ACTIVITY → Output the data below in full, character for character.
───── MATERIAL FOR THIS EXERCISE ─────
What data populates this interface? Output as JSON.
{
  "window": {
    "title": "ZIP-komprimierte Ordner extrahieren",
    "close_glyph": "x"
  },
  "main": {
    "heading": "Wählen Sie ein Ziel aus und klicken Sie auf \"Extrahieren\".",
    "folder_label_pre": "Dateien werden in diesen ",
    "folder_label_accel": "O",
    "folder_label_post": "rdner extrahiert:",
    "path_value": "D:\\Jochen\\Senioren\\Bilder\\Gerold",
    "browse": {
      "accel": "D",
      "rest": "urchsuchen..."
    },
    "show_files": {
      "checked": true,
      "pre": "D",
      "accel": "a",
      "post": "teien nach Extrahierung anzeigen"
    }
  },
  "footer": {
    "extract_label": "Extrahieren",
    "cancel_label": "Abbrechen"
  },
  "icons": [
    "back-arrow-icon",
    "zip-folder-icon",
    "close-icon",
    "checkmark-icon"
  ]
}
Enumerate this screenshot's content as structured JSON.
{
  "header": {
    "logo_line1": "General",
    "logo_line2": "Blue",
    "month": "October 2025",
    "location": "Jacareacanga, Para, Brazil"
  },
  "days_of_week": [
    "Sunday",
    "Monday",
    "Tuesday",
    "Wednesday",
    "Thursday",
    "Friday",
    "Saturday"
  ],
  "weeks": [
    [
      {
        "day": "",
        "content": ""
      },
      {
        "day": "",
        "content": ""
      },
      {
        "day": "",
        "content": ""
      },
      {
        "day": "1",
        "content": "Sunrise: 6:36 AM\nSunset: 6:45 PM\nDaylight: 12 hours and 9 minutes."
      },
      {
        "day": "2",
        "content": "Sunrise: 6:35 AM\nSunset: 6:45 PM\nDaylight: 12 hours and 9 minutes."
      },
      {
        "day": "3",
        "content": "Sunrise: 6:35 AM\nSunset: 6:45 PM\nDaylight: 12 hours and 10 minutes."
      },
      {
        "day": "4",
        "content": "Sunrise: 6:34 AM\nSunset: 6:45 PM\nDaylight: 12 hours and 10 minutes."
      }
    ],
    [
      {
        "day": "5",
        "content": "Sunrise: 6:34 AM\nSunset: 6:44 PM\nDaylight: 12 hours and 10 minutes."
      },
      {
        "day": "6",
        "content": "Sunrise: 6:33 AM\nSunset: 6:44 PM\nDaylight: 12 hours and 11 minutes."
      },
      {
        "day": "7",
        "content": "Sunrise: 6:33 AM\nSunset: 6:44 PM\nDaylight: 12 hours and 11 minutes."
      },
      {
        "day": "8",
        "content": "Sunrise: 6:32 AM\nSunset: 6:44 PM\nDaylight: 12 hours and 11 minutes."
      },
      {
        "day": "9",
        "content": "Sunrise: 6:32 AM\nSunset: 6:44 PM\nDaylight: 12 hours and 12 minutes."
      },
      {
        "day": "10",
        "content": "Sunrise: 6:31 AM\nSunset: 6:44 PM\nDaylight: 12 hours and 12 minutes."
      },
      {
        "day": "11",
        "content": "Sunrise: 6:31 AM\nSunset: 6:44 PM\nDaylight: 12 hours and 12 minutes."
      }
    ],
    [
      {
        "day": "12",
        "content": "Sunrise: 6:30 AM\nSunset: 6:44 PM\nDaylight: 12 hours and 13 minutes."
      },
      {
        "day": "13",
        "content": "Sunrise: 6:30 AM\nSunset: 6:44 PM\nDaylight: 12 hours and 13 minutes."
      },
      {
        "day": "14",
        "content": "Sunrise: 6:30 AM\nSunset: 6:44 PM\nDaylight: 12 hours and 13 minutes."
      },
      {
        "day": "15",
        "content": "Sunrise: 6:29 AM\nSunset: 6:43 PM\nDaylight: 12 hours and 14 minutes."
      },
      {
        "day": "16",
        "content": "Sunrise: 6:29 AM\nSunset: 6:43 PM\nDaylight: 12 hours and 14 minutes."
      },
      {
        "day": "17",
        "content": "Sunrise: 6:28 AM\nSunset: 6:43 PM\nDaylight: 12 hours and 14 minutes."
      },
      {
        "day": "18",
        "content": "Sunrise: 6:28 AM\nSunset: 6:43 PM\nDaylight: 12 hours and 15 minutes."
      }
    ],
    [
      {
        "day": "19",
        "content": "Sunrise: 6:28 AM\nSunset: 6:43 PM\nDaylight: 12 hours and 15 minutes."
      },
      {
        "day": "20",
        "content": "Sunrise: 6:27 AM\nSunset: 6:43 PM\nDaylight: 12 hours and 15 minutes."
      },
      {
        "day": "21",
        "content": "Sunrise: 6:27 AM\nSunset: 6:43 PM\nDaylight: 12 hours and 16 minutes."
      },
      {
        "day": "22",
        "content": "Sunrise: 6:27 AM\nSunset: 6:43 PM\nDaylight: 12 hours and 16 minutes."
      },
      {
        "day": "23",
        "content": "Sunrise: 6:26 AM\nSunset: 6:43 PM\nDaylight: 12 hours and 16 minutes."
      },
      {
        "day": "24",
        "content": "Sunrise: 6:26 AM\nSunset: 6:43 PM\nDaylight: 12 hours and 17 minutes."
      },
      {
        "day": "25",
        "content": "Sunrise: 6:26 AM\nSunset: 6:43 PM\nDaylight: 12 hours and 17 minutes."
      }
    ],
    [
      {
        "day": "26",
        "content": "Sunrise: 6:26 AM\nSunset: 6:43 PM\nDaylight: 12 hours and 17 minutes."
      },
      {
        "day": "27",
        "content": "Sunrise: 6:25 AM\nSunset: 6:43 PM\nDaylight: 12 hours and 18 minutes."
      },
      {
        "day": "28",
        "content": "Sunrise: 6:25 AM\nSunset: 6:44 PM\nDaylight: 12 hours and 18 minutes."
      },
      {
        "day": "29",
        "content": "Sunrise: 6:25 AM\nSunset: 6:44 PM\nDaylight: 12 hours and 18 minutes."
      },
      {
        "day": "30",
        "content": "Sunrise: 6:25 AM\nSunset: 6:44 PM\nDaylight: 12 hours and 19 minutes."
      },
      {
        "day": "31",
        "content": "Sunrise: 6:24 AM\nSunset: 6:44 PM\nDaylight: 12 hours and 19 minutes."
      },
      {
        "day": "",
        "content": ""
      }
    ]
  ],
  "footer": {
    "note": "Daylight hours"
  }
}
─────
ANSWER AREA →
What data populates this interface? Output as JSON.
{
  "window": {
    "title": "ZIP-komprimierte Ordner extrahieren",
    "close_glyph": "x"
  },
  "main": {
    "heading": "Wählen Sie ein Ziel aus und klicken Sie auf \"Extrahieren\".",
    "folder_label_pre": "Dateien werden in diesen ",
    "folder_label_accel": "O",
    "folder_label_post": "rdner extrahiert:",
    "path_value": "D:\\Jochen\\Senioren\\Bilder\\Gerold",
    "browse": {
      "accel": "D",
      "rest": "urchsuchen..."
    },
    "show_files": {
      "checked": true,
      "pre": "D",
      "accel": "a",
      "post": "teien nach Extrahierung anzeigen"
    }
  },
  "footer": {
    "extract_label": "Extrahieren",
    "cancel_label": "Abbrechen"
  },
  "icons": [
    "back-arrow-icon",
    "zip-folder-icon",
    "close-icon",
    "checkmark-icon"
  ]
}
Enumerate this screenshot's content as structured JSON.
{
  "header": {
    "logo_line1": "General",
    "logo_line2": "Blue",
    "month": "October 2025",
    "location": "Jacareacanga, Para, Brazil"
  },
  "days_of_week": [
    "Sunday",
    "Monday",
    "Tuesday",
    "Wednesday",
    "Thursday",
    "Friday",
    "Saturday"
  ],
  "weeks": [
    [
      {
        "day": "",
        "content": ""
      },
      {
        "day": "",
        "content": ""
      },
      {
        "day": "",
        "content": ""
      },
      {
        "day": "1",
        "content": "Sunrise: 6:36 AM\nSunset: 6:45 PM\nDaylight: 12 hours and 9 minutes."
      },
      {
        "day": "2",
        "content": "Sunrise: 6:35 AM\nSunset: 6:45 PM\nDaylight: 12 hours and 9 minutes."
      },
      {
        "day": "3",
        "content": "Sunrise: 6:35 AM\nSunset: 6:45 PM\nDaylight: 12 hours and 10 minutes."
      },
      {
        "day": "4",
        "content": "Sunrise: 6:34 AM\nSunset: 6:45 PM\nDaylight: 12 hours and 10 minutes."
      }
    ],
    [
      {
        "day": "5",
        "content": "Sunrise: 6:34 AM\nSunset: 6:44 PM\nDaylight: 12 hours and 10 minutes."
      },
      {
        "day": "6",
        "content": "Sunrise: 6:33 AM\nSunset: 6:44 PM\nDaylight: 12 hours and 11 minutes."
      },
      {
        "day": "7",
        "content": "Sunrise: 6:33 AM\nSunset: 6:44 PM\nDaylight: 12 hours and 11 minutes."
      },
      {
        "day": "8",
        "content": "Sunrise: 6:32 AM\nSunset: 6:44 PM\nDaylight: 12 hours and 11 minutes."
      },
      {
        "day": "9",
        "content": "Sunrise: 6:32 AM\nSunset: 6:44 PM\nDaylight: 12 hours and 12 minutes."
      },
      {
        "day": "10",
        "content": "Sunrise: 6:31 AM\nSunset: 6:44 PM\nDaylight: 12 hours and 12 minutes."
      },
      {
        "day": "11",
        "content": "Sunrise: 6:31 AM\nSunset: 6:44 PM\nDaylight: 12 hours and 12 minutes."
      }
    ],
    [
      {
        "day": "12",
        "content": "Sunrise: 6:30 AM\nSunset: 6:44 PM\nDaylight: 12 hours and 13 minutes."
      },
      {
        "day": "13",
        "content": "Sunrise: 6:30 AM\nSunset: 6:44 PM\nDaylight: 12 hours and 13 minutes."
      },
      {
        "day": "14",
        "content": "Sunrise: 6:30 AM\nSunset: 6:44 PM\nDaylight: 12 hours and 13 minutes."
      },
      {
        "day": "15",
        "content": "Sunrise: 6:29 AM\nSunset: 6:43 PM\nDaylight: 12 hours and 14 minutes."
      },
      {
        "day": "16",
        "content": "Sunrise: 6:29 AM\nSunset: 6:43 PM\nDaylight: 12 hours and 14 minutes."
      },
      {
        "day": "17",
        "content": "Sunrise: 6:28 AM\nSunset: 6:43 PM\nDaylight: 12 hours and 14 minutes."
      },
      {
        "day": "18",
        "content": "Sunrise: 6:28 AM\nSunset: 6:43 PM\nDaylight: 12 hours and 15 minutes."
      }
    ],
    [
      {
        "day": "19",
        "content": "Sunrise: 6:28 AM\nSunset: 6:43 PM\nDaylight: 12 hours and 15 minutes."
      },
      {
        "day": "20",
        "content": "Sunrise: 6:27 AM\nSunset: 6:43 PM\nDaylight: 12 hours and 15 minutes."
      },
      {
        "day": "21",
        "content": "Sunrise: 6:27 AM\nSunset: 6:43 PM\nDaylight: 12 hours and 16 minutes."
      },
      {
        "day": "22",
        "content": "Sunrise: 6:27 AM\nSunset: 6:43 PM\nDaylight: 12 hours and 16 minutes."
      },
      {
        "day": "23",
        "content": "Sunrise: 6:26 AM\nSunset: 6:43 PM\nDaylight: 12 hours and 16 minutes."
      },
      {
        "day": "24",
        "content": "Sunrise: 6:26 AM\nSunset: 6:43 PM\nDaylight: 12 hours and 17 minutes."
      },
      {
        "day": "25",
        "content": "Sunrise: 6:26 AM\nSunset: 6:43 PM\nDaylight: 12 hours and 17 minutes."
      }
    ],
    [
      {
        "day": "26",
        "content": "Sunrise: 6:26 AM\nSunset: 6:43 PM\nDaylight: 12 hours and 17 minutes."
      },
      {
        "day": "27",
        "content": "Sunrise: 6:25 AM\nSunset: 6:43 PM\nDaylight: 12 hours and 18 minutes."
      },
      {
        "day": "28",
        "content": "Sunrise: 6:25 AM\nSunset: 6:44 PM\nDaylight: 12 hours and 18 minutes."
      },
      {
        "day": "29",
        "content": "Sunrise: 6:25 AM\nSunset: 6:44 PM\nDaylight: 12 hours and 18 minutes."
      },
      {
        "day": "30",
        "content": "Sunrise: 6:25 AM\nSunset: 6:44 PM\nDaylight: 12 hours and 19 minutes."
      },
      {
        "day": "31",
        "content": "Sunrise: 6:24 AM\nSunset: 6:44 PM\nDaylight: 12 hours and 19 minutes."
      },
      {
        "day": "",
        "content": ""
      }
    ]
  ],
  "footer": {
    "note": "Daylight hours"
  }
}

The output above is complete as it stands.